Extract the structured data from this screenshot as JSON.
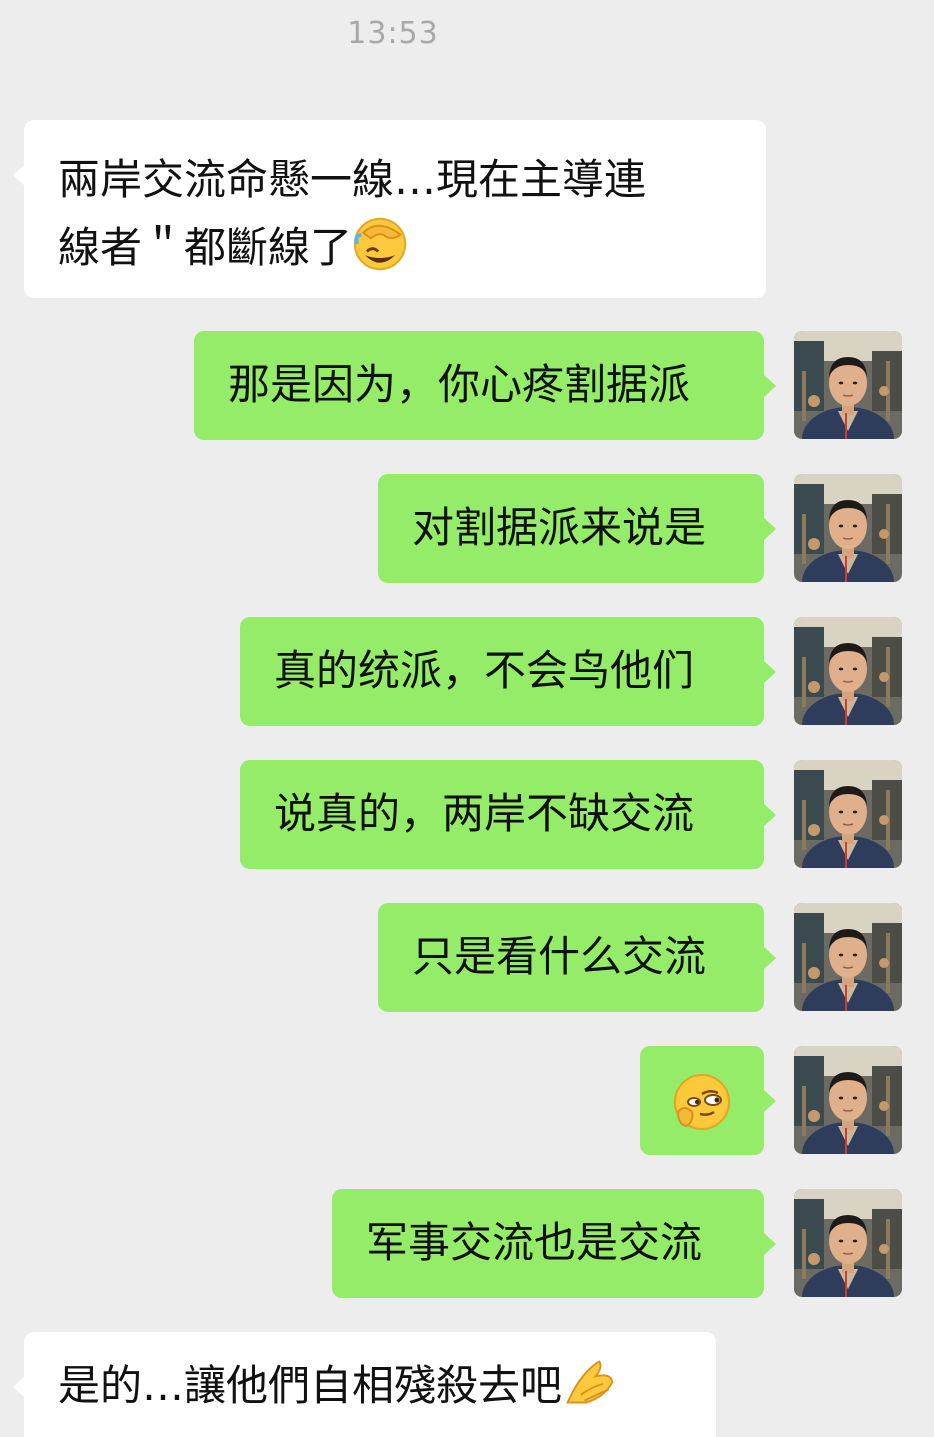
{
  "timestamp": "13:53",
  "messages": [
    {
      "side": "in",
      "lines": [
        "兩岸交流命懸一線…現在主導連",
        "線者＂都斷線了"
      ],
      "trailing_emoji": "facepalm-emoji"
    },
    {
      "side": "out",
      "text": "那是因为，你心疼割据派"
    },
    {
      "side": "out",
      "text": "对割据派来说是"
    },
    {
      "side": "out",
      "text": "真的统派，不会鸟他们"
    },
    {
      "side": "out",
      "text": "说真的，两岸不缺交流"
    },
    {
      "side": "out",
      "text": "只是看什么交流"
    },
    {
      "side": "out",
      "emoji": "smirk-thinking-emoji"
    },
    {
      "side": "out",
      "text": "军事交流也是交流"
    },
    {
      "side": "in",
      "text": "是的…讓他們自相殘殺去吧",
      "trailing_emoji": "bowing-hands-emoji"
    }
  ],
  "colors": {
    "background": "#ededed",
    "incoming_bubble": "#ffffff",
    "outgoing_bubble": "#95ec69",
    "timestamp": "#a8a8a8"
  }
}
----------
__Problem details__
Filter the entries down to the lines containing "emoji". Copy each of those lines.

__Solution to the problem__
      "trailing_emoji": "facepalm-emoji"
      "emoji": "smirk-thinking-emoji"
      "trailing_emoji": "bowing-hands-emoji"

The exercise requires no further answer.